The accommodation was simple and delightful. The cottages have been very attractively restored and have a lovely ambience, both informal and relaxing. Rosa produced magnificent evening meals for us, reflecting the tastes of the region. My compliments to her for her skills. The excellent red wine was most agreeable also! As a general natural historian, I found the content of the trip fascinating. The birdwatching was keen and expert. The mammals were less numerous, but what an experience to watch the wolves at dawn - unforgettable. Discovering so much information about the owner of a bear paw print was intriguing, too. Added to this was the expertise of companions about butterflies and other insects and other plants. It all combined to make every day an interesting one.

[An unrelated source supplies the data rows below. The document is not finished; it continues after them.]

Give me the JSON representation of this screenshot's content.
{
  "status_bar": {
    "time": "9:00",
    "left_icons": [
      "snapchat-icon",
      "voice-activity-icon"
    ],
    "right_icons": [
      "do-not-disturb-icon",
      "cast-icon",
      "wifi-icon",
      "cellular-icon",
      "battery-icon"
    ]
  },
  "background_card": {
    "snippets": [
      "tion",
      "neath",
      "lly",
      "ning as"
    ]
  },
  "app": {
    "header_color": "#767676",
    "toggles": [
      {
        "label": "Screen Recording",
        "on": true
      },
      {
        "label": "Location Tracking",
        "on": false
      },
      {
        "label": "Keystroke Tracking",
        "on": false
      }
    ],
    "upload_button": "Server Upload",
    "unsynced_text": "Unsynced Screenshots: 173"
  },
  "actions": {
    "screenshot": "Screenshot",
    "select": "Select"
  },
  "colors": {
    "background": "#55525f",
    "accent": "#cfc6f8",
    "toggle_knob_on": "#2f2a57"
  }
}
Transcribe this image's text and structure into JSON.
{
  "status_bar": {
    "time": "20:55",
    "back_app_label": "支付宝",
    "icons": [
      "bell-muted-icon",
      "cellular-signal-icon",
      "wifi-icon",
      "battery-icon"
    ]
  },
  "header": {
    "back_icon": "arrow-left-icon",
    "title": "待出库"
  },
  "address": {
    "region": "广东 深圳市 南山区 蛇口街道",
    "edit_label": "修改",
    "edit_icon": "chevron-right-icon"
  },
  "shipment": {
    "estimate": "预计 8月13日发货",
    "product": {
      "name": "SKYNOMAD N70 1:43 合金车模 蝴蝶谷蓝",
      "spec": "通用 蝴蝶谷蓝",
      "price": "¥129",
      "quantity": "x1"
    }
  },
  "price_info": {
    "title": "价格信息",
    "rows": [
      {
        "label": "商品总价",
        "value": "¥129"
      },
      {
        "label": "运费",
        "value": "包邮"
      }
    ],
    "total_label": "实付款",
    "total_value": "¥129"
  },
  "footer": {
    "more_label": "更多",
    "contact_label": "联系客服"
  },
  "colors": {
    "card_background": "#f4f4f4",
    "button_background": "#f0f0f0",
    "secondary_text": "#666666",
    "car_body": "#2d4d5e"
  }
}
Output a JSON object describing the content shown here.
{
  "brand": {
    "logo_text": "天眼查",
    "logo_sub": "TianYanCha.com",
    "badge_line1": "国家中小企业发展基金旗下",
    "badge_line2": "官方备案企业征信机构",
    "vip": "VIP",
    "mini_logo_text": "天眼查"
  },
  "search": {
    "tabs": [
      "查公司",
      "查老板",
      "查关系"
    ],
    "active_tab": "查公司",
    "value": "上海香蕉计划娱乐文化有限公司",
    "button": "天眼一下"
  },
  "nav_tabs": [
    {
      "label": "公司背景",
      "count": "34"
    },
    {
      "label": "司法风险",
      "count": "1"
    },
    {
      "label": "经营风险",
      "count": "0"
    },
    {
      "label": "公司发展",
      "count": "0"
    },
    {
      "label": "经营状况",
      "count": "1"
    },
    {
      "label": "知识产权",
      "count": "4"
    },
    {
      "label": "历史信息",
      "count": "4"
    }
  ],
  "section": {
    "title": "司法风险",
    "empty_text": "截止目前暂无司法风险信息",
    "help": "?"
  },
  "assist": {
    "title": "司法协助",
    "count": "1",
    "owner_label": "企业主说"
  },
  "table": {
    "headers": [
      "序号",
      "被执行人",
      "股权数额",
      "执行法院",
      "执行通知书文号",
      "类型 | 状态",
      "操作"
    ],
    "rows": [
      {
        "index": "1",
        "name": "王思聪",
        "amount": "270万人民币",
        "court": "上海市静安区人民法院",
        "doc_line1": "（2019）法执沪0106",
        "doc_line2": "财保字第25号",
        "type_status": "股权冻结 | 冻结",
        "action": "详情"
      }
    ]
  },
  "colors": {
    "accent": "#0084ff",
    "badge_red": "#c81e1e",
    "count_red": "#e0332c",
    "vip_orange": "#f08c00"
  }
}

Extra information about the human activity, the remote villages and past industries helped to give a more rounded picture of the region. Our trip leader, Byron, worked very hard to make sure that everyone was content and comfortable and this was appreciated greatly. His birdwatching skills were awe-inspiring and it was most rewarding to be out in the field with him. Tino's all round knowledge of the area's wildlife was invaluable and his enthusiasm and warmth sense of humour were infectious. His and Byron's abilities were an admirable combination. We were fortunate to have a dry and mostly sunny week which certainly enhanced our wildlife exploration of this area. I thoroughly enjoyed the remoteness, the beauty and the grandeur of the region and would like to return, maybe sometime in the spring. Altogether it was a very happy week of good companionship and knowledge underpinned by discreet organisation. Thank you.
Another fabulous Naturetrek holiday. Byron and Tino were both very knowledgeable and great company and went out of their way to help and ensure we saw as much wildlife as possible. Watching Wolves frolic is a rare privilege. Thank you.
The variety of wildlife is the appeal of this holiday. We had wonderful sightings of mammals, including wolves and, for some, wildcat, together with birds, butterflies and other insects, and indigenous plants.